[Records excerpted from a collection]

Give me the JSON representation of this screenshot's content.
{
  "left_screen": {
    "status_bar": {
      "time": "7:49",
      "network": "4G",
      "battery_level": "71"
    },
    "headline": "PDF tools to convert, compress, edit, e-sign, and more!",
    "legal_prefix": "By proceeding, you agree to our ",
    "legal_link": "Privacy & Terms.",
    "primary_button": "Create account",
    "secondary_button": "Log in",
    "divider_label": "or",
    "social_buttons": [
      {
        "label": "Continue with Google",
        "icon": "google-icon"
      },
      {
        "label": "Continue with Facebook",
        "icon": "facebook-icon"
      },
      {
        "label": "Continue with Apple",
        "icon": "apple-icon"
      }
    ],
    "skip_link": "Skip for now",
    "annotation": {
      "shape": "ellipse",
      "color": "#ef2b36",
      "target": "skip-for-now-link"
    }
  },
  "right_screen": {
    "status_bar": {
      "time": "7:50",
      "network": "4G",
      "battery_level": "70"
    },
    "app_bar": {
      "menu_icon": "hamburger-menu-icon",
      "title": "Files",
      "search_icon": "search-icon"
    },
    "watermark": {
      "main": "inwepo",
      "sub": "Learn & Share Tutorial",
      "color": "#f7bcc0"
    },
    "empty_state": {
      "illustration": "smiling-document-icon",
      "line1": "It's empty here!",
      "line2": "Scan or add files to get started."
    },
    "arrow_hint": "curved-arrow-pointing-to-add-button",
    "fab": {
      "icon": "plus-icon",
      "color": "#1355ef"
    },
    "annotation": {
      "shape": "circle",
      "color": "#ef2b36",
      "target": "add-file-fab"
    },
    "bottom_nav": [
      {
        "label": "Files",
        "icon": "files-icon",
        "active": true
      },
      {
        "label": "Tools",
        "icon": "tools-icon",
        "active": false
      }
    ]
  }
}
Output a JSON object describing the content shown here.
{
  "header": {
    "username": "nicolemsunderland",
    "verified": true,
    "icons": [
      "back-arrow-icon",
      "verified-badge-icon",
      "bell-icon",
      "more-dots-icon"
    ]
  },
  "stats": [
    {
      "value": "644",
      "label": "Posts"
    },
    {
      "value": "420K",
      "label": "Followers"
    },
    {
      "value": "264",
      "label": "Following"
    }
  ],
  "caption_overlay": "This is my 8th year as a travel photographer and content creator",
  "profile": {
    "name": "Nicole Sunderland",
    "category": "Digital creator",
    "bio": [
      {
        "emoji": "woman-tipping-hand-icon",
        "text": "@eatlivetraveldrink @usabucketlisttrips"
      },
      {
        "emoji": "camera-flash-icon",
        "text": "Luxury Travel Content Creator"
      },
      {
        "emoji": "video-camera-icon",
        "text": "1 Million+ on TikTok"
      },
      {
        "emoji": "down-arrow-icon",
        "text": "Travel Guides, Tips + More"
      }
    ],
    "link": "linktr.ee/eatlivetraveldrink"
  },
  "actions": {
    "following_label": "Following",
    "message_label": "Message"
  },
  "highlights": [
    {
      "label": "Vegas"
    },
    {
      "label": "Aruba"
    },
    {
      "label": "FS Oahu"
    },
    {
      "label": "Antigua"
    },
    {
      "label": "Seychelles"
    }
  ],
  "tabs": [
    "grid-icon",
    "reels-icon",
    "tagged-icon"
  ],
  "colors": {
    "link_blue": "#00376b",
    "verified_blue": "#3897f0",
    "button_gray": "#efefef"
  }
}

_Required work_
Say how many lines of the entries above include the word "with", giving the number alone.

_Answer below_
3